Video

http://www.jannimmo.com/TRTD.html

The Road to Drumleman tells the story of Kintyre’s last coal mine, The Argyll Colliery (1947–1967), the most remote coal mine in Scotland. Almost no physical traces of the mine remain and now it is hard to imagine that the well run mine thrived just behind spectacular Machrihanish Bay.
When artist Jan Nimmo’s father and former Argyll Colliery shot firer, Neil Nimmo, died, Jan realised that there was an urgency to gather the stories of the remaining miners. Through their personal narrative the film gives an insight into working life 50 years ago; of its hardships and camaraderie. The stories span the life of the mine and pay tribute to all of the men who worked invisibly beneath the wild and unspoiled shores of western Kintyre.

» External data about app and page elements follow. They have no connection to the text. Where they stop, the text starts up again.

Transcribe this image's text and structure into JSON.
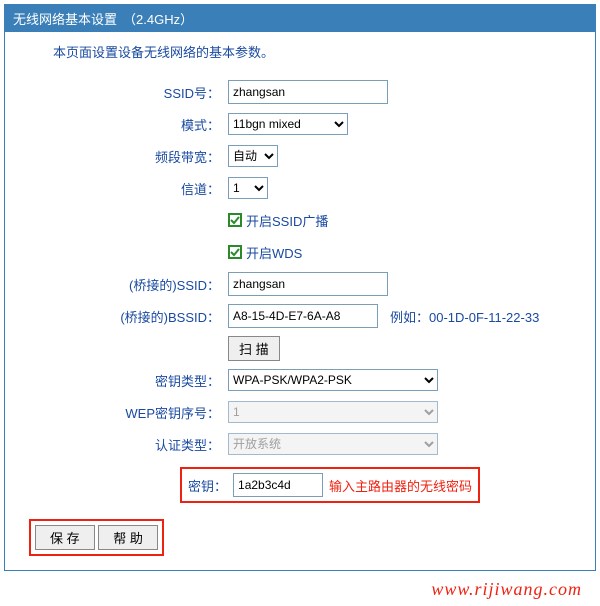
{
  "header": {
    "title": "无线网络基本设置",
    "band": "（2.4GHz）"
  },
  "desc": "本页面设置设备无线网络的基本参数。",
  "labels": {
    "ssid": "SSID号：",
    "mode": "模式：",
    "bw": "频段带宽：",
    "channel": "信道：",
    "enable_ssid_bc": "开启SSID广播",
    "enable_wds": "开启WDS",
    "bridge_ssid": "(桥接的)SSID：",
    "bridge_bssid": "(桥接的)BSSID：",
    "bssid_hint": "例如：00-1D-0F-11-22-33",
    "scan": "扫 描",
    "key_type": "密钥类型：",
    "wep_idx": "WEP密钥序号：",
    "auth_type": "认证类型：",
    "key": "密钥：",
    "key_hint": "输入主路由器的无线密码",
    "save": "保 存",
    "help": "帮 助"
  },
  "values": {
    "ssid": "zhangsan",
    "mode": "11bgn mixed",
    "bw": "自动",
    "channel": "1",
    "bridge_ssid": "zhangsan",
    "bridge_bssid": "A8-15-4D-E7-6A-A8",
    "key_type": "WPA-PSK/WPA2-PSK",
    "wep_idx": "1",
    "auth_type": "开放系统",
    "key": "1a2b3c4d"
  },
  "watermark": "www.rijiwang.com"
}
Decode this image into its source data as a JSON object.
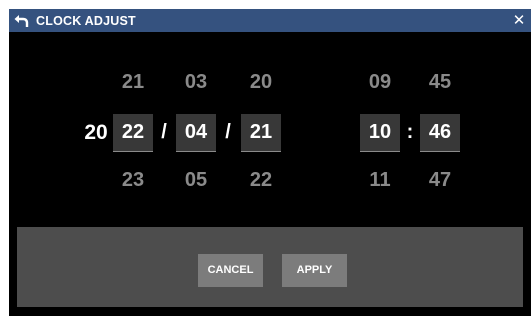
{
  "window": {
    "title": "CLOCK ADJUST",
    "close_glyph": "✕",
    "back_icon": "back-arrow-icon"
  },
  "date": {
    "century": "20",
    "separator_1": "/",
    "separator_2": "/",
    "year": {
      "prev": "21",
      "current": "22",
      "next": "23"
    },
    "month": {
      "prev": "03",
      "current": "04",
      "next": "05"
    },
    "day": {
      "prev": "20",
      "current": "21",
      "next": "22"
    }
  },
  "time": {
    "separator": ":",
    "hour": {
      "prev": "09",
      "current": "10",
      "next": "11"
    },
    "minute": {
      "prev": "45",
      "current": "46",
      "next": "47"
    }
  },
  "buttons": {
    "cancel_label": "CANCEL",
    "apply_label": "APPLY"
  },
  "colors": {
    "titlebar": "#35527f",
    "background": "#000000",
    "selected_box": "#383838",
    "dim_text": "#8a8a8a",
    "button_panel": "#4d4d4d",
    "button": "#7c7c7c"
  }
}
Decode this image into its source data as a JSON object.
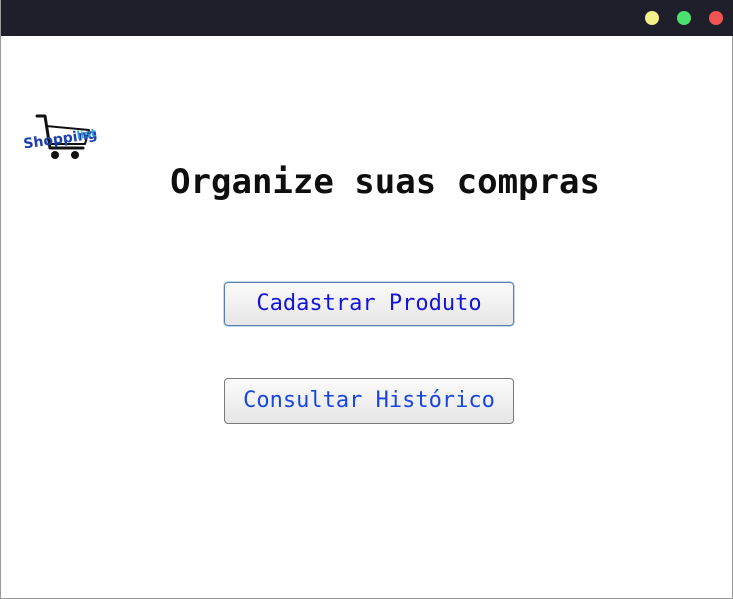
{
  "window": {
    "controls": [
      {
        "name": "minimize-button",
        "color": "#f4f08a"
      },
      {
        "name": "maximize-button",
        "color": "#4ce16f"
      },
      {
        "name": "close-button",
        "color": "#f25454"
      }
    ]
  },
  "logo": {
    "text": "Shoppinglist",
    "icon": "shopping-cart-icon",
    "colors": {
      "cart": "#111111",
      "text_primary": "#1c3fae",
      "text_secondary": "#3b9ad9"
    }
  },
  "main": {
    "title": "Organize suas compras",
    "buttons": {
      "register_label": "Cadastrar Produto",
      "history_label": "Consultar Histórico"
    },
    "colors": {
      "button_text": "#1414dd",
      "button_text_2": "#1a46e0"
    }
  }
}
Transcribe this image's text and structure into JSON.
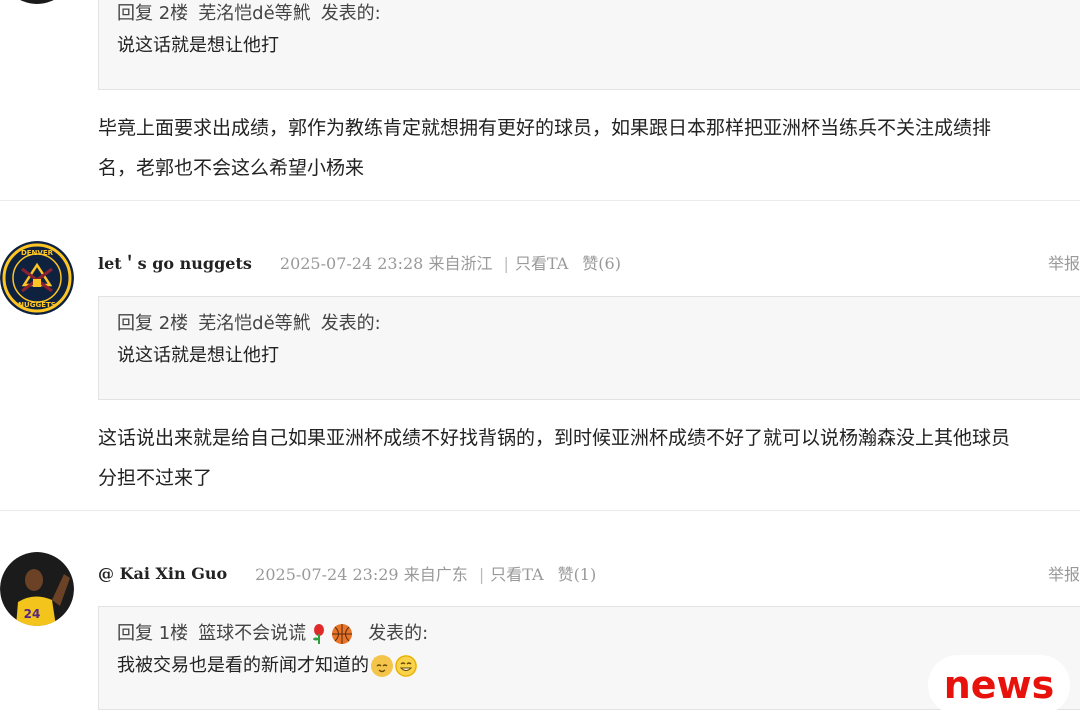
{
  "comments": [
    {
      "quote": {
        "floor": "回复 2楼",
        "user": "芜洺恺dě等鮘",
        "said": "发表的:",
        "text": "说这话就是想让他打"
      },
      "body_line1": "毕竟上面要求出成绩，郭作为教练肯定就想拥有更好的球员，如果跟日本那样把亚洲杯当练兵不关注成绩排",
      "body_line2": "名，老郭也不会这么希望小杨来"
    },
    {
      "username": "let＇s go nuggets",
      "datetime": "2025-07-24 23:28",
      "location": "来自浙江",
      "only_ta": "只看TA",
      "likes": "赞(6)",
      "report": "举报",
      "avatar_text": "DENVER NUGGETS",
      "quote": {
        "floor": "回复 2楼",
        "user": "芜洺恺dě等鮘",
        "said": "发表的:",
        "text": "说这话就是想让他打"
      },
      "body_line1": "这话说出来就是给自己如果亚洲杯成绩不好找背锅的，到时候亚洲杯成绩不好了就可以说杨瀚森没上其他球员",
      "body_line2": "分担不过来了"
    },
    {
      "username": "@ Kai Xin Guo",
      "datetime": "2025-07-24 23:29",
      "location": "来自广东",
      "only_ta": "只看TA",
      "likes": "赞(1)",
      "report": "举报",
      "avatar_text": "24",
      "quote": {
        "floor": "回复 1楼",
        "user": "篮球不会说谎",
        "said": "发表的:",
        "text": "我被交易也是看的新闻才知道的"
      }
    }
  ],
  "watermark": "news",
  "icons": {
    "rose": "rose-icon",
    "basketball": "basketball-icon",
    "cat_face": "cat-face-icon",
    "grin_face": "grinning-face-icon"
  }
}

“The Road to Drumleman is a tribute to the miners of Argyll Colliery and a rich oral history of a hidden Scotland. Not just Kintyre, but the whole country is enriched by this moving, witty, compassionate landmark film”.

© Jan Nimmo 2014